I think that longtime fans will enjoy this one, but I’d be remiss if I didn’t mention that this could also serve as a starting point for newcomers as well. Atelier games are remarkably consistent in quality. Even though Lulua may not blow the doors off in a number of ways, it’s a nice little game that knows how to show you a good time.
Sukeban did a fantastic job with building a cyberpunk world that feels organic, writing characters that are believable and (mostly) easy to love, and giving us a gameplay experience that would give those who are reluctant to the simple flow of visual novels a legitimate shot. I really enjoyed my time in Glitch City, and I think you will too.
Considering that I’m limited in my exposure to this franchise as a whole, I found myself engrossed in what this game has to offer. This is a decently crafted side game with enough heart to make it competent enough to play, but a tasty side of fanservice for those who’ve been really digging alchemists and absurdly long game titles for 20 years.
The plot is fun and engaging, the multitude of distractions are a step up from its release predecessor, and Kazuma Kiryu’s steel resolve and Steve Rodgers-esque disposition makes for yet another fun romp through the seedy underworld we’ve come to know and love yet again.
Not only does it stay true to what people love about these titles, but it’s a goodbye to one of the most compelling protagonists I’ve ever played in a video game. If this is your first trip to Kamurocho, you’re going to enjoy yourself without question.
You will find yourself laughing quite a bit at every ridiculous encounter you’ll come across, and those worried that this game may not live up to what came before it should rest easy. This is a trip into the mountains well worth taking, even if you missed out on its predecessor.

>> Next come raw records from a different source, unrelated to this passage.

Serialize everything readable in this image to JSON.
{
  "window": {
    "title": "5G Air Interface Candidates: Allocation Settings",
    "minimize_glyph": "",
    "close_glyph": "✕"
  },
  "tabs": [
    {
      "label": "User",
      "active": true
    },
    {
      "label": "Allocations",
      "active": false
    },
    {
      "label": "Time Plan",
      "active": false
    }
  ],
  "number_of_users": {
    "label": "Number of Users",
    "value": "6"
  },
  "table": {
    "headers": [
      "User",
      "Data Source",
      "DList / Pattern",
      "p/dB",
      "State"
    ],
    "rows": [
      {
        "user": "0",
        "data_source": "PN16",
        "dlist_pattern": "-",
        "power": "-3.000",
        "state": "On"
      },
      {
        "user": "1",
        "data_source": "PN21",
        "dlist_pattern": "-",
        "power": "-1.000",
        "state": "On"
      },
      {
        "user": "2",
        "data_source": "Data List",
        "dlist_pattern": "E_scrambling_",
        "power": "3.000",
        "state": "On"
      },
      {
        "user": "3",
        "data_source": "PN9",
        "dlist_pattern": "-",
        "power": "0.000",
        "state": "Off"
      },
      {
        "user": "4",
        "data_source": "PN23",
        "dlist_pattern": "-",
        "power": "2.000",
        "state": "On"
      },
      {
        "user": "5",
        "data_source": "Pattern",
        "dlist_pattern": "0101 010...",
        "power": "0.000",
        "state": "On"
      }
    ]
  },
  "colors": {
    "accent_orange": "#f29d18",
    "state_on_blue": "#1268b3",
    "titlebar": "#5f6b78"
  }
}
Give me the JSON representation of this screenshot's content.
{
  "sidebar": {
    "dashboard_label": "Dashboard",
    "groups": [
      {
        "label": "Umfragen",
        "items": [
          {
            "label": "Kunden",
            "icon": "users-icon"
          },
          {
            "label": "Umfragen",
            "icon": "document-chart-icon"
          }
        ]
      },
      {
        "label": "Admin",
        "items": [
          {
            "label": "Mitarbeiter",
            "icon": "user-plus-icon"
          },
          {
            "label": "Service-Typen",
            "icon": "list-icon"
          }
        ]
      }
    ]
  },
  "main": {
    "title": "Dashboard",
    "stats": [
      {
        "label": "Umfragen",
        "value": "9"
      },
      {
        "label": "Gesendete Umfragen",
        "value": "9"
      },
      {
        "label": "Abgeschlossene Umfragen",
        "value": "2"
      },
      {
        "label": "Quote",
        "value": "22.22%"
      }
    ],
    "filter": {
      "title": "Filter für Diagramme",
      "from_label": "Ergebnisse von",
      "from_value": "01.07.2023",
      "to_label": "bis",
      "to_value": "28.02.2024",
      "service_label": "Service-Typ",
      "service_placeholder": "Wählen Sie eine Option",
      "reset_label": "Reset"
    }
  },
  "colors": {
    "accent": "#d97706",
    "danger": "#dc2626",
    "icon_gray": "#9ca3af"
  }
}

I really can't recommend this title enough. It may not hit as high as Zero did, but it does a damned fine job modernizing a game that fans fell in love with a decade ago. Tack that on with a budget price and an abundance of gameplay, and you'll be finding yourself among the ranks of Yakuza fans, as I have.
It may not have the sharp writing that we’ve become accustomed to in gaming these days, but at the end of the day, it’s perfectly playable. Sometimes that’s all you need to have an enjoyable time. This one’s worth kicking back to.
Part of me wonders if this might have worked better as more of a short film or something similar, because the story really is worth looking at. Instead we get a disjointed game that ends up stumbling to deliver what it set out to do, and it is honestly quite a shame.
The amount of extra content and inclusion of DLC is reason enough to pick this up for sheer value alone.
I’m not going fault them for at least giving this a try, but I think it would have been beneficial for 773 to go back to the drawing board on this one. It’s a premise that was worth exploring, but the execution of the concept was less than stellar.